• [Task to complete]
Print the listing below verbatim, passing over each picture.

BEGIN

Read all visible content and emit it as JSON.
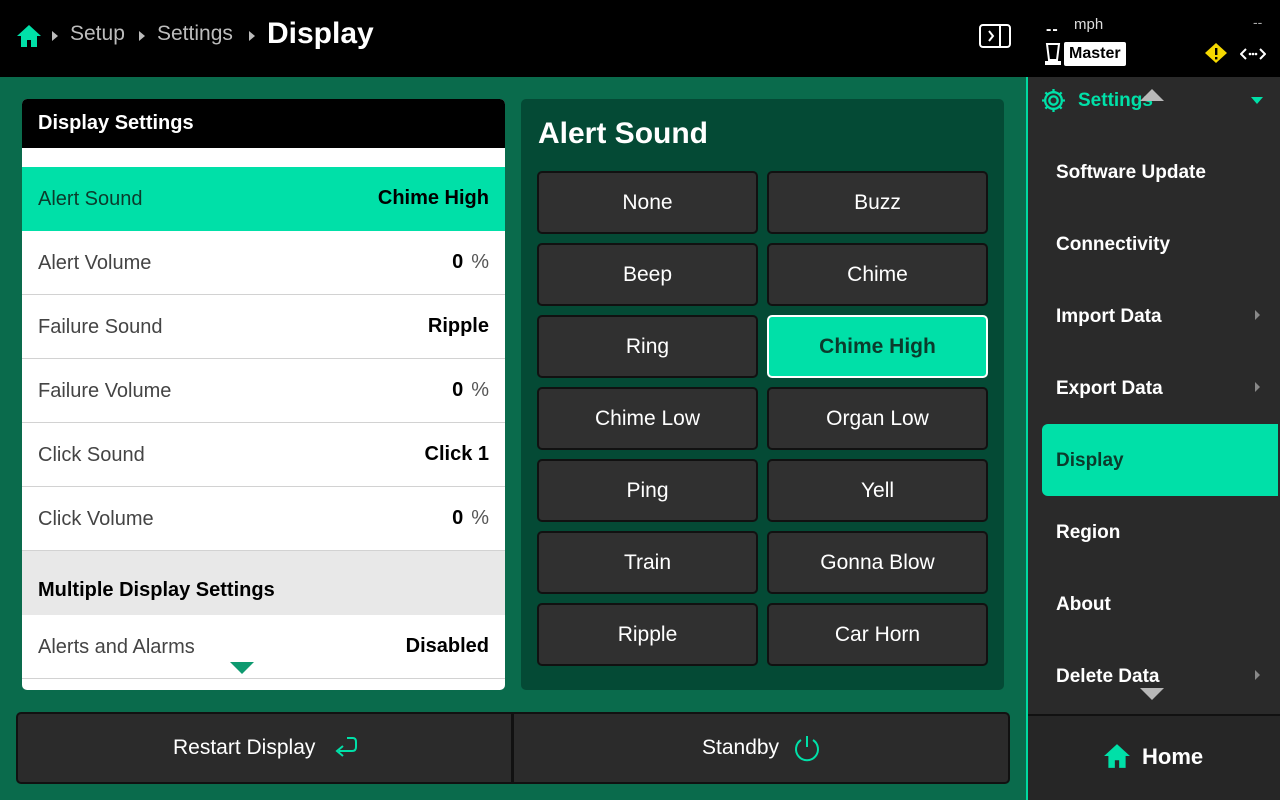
{
  "topbar": {
    "breadcrumbs": [
      "Setup",
      "Settings"
    ],
    "current": "Display",
    "speed_dash": "--",
    "speed_unit": "mph",
    "right_dash": "--",
    "role_badge": "Master"
  },
  "display_settings": {
    "title": "Display Settings",
    "rows": [
      {
        "label": "Alert Sound",
        "value": "Chime High",
        "unit": "",
        "selected": true
      },
      {
        "label": "Alert Volume",
        "value": "0",
        "unit": "%"
      },
      {
        "label": "Failure Sound",
        "value": "Ripple",
        "unit": ""
      },
      {
        "label": "Failure Volume",
        "value": "0",
        "unit": "%"
      },
      {
        "label": "Click Sound",
        "value": "Click 1",
        "unit": ""
      },
      {
        "label": "Click Volume",
        "value": "0",
        "unit": "%"
      }
    ],
    "group_title": "Multiple Display Settings",
    "group_rows": [
      {
        "label": "Alerts and Alarms",
        "value": "Disabled"
      }
    ]
  },
  "alert_sound": {
    "title": "Alert Sound",
    "options": [
      "None",
      "Buzz",
      "Beep",
      "Chime",
      "Ring",
      "Chime High",
      "Chime Low",
      "Organ Low",
      "Ping",
      "Yell",
      "Train",
      "Gonna Blow",
      "Ripple",
      "Car Horn"
    ],
    "selected": "Chime High"
  },
  "bottom": {
    "restart_label": "Restart Display",
    "standby_label": "Standby"
  },
  "sidebar": {
    "header": "Settings",
    "items": [
      {
        "label": "Software Update",
        "chevron": false
      },
      {
        "label": "Connectivity",
        "chevron": false
      },
      {
        "label": "Import Data",
        "chevron": true
      },
      {
        "label": "Export Data",
        "chevron": true
      },
      {
        "label": "Display",
        "chevron": false,
        "selected": true
      },
      {
        "label": "Region",
        "chevron": false
      },
      {
        "label": "About",
        "chevron": false
      },
      {
        "label": "Delete Data",
        "chevron": true
      }
    ],
    "home_label": "Home"
  },
  "colors": {
    "accent": "#00e0a8",
    "background": "#0a6b4c",
    "panel_dark": "#044a35",
    "warning": "#f5d800"
  }
}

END

• [Answer box]
Read all visible content and emit it as JSON.
{
  "topbar": {
    "breadcrumbs": [
      "Setup",
      "Settings"
    ],
    "current": "Display",
    "speed_dash": "--",
    "speed_unit": "mph",
    "right_dash": "--",
    "role_badge": "Master"
  },
  "display_settings": {
    "title": "Display Settings",
    "rows": [
      {
        "label": "Alert Sound",
        "value": "Chime High",
        "unit": "",
        "selected": true
      },
      {
        "label": "Alert Volume",
        "value": "0",
        "unit": "%"
      },
      {
        "label": "Failure Sound",
        "value": "Ripple",
        "unit": ""
      },
      {
        "label": "Failure Volume",
        "value": "0",
        "unit": "%"
      },
      {
        "label": "Click Sound",
        "value": "Click 1",
        "unit": ""
      },
      {
        "label": "Click Volume",
        "value": "0",
        "unit": "%"
      }
    ],
    "group_title": "Multiple Display Settings",
    "group_rows": [
      {
        "label": "Alerts and Alarms",
        "value": "Disabled"
      }
    ]
  },
  "alert_sound": {
    "title": "Alert Sound",
    "options": [
      "None",
      "Buzz",
      "Beep",
      "Chime",
      "Ring",
      "Chime High",
      "Chime Low",
      "Organ Low",
      "Ping",
      "Yell",
      "Train",
      "Gonna Blow",
      "Ripple",
      "Car Horn"
    ],
    "selected": "Chime High"
  },
  "bottom": {
    "restart_label": "Restart Display",
    "standby_label": "Standby"
  },
  "sidebar": {
    "header": "Settings",
    "items": [
      {
        "label": "Software Update",
        "chevron": false
      },
      {
        "label": "Connectivity",
        "chevron": false
      },
      {
        "label": "Import Data",
        "chevron": true
      },
      {
        "label": "Export Data",
        "chevron": true
      },
      {
        "label": "Display",
        "chevron": false,
        "selected": true
      },
      {
        "label": "Region",
        "chevron": false
      },
      {
        "label": "About",
        "chevron": false
      },
      {
        "label": "Delete Data",
        "chevron": true
      }
    ],
    "home_label": "Home"
  },
  "colors": {
    "accent": "#00e0a8",
    "background": "#0a6b4c",
    "panel_dark": "#044a35",
    "warning": "#f5d800"
  }
}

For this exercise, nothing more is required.